Data records section start

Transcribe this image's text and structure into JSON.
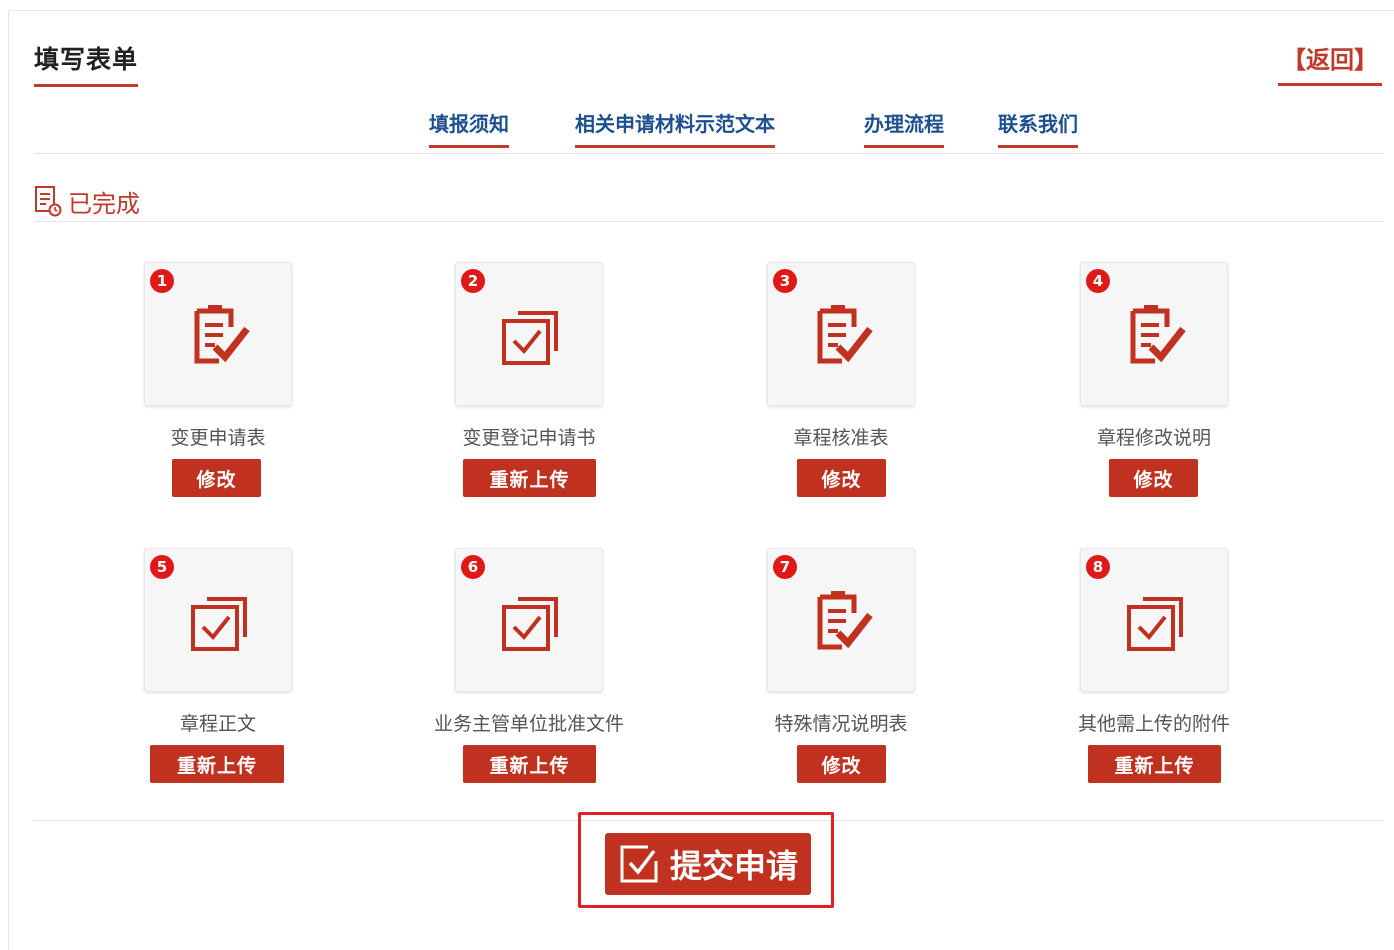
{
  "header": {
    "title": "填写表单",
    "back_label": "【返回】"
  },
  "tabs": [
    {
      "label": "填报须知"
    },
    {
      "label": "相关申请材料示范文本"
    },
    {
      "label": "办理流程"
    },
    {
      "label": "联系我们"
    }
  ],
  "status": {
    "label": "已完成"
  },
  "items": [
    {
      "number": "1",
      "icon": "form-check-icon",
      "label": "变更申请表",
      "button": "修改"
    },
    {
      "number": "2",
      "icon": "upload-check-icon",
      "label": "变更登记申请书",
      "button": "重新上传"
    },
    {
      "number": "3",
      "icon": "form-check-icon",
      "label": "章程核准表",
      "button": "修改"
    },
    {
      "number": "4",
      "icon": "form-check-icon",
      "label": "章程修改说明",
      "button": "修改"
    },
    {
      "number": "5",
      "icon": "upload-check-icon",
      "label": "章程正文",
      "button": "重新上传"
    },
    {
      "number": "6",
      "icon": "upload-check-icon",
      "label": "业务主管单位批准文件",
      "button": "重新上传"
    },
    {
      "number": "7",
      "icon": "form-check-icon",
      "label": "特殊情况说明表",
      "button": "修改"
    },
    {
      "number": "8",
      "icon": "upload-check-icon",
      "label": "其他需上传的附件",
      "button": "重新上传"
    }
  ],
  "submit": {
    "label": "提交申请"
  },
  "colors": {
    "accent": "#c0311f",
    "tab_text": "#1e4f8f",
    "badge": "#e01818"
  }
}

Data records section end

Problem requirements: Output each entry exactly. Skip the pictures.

Result for this task:
Transcribe this image's text and structure into JSON.
{
  "header": {
    "title": "填写表单",
    "back_label": "【返回】"
  },
  "tabs": [
    {
      "label": "填报须知"
    },
    {
      "label": "相关申请材料示范文本"
    },
    {
      "label": "办理流程"
    },
    {
      "label": "联系我们"
    }
  ],
  "status": {
    "label": "已完成"
  },
  "items": [
    {
      "number": "1",
      "icon": "form-check-icon",
      "label": "变更申请表",
      "button": "修改"
    },
    {
      "number": "2",
      "icon": "upload-check-icon",
      "label": "变更登记申请书",
      "button": "重新上传"
    },
    {
      "number": "3",
      "icon": "form-check-icon",
      "label": "章程核准表",
      "button": "修改"
    },
    {
      "number": "4",
      "icon": "form-check-icon",
      "label": "章程修改说明",
      "button": "修改"
    },
    {
      "number": "5",
      "icon": "upload-check-icon",
      "label": "章程正文",
      "button": "重新上传"
    },
    {
      "number": "6",
      "icon": "upload-check-icon",
      "label": "业务主管单位批准文件",
      "button": "重新上传"
    },
    {
      "number": "7",
      "icon": "form-check-icon",
      "label": "特殊情况说明表",
      "button": "修改"
    },
    {
      "number": "8",
      "icon": "upload-check-icon",
      "label": "其他需上传的附件",
      "button": "重新上传"
    }
  ],
  "submit": {
    "label": "提交申请"
  },
  "colors": {
    "accent": "#c0311f",
    "tab_text": "#1e4f8f",
    "badge": "#e01818"
  }
}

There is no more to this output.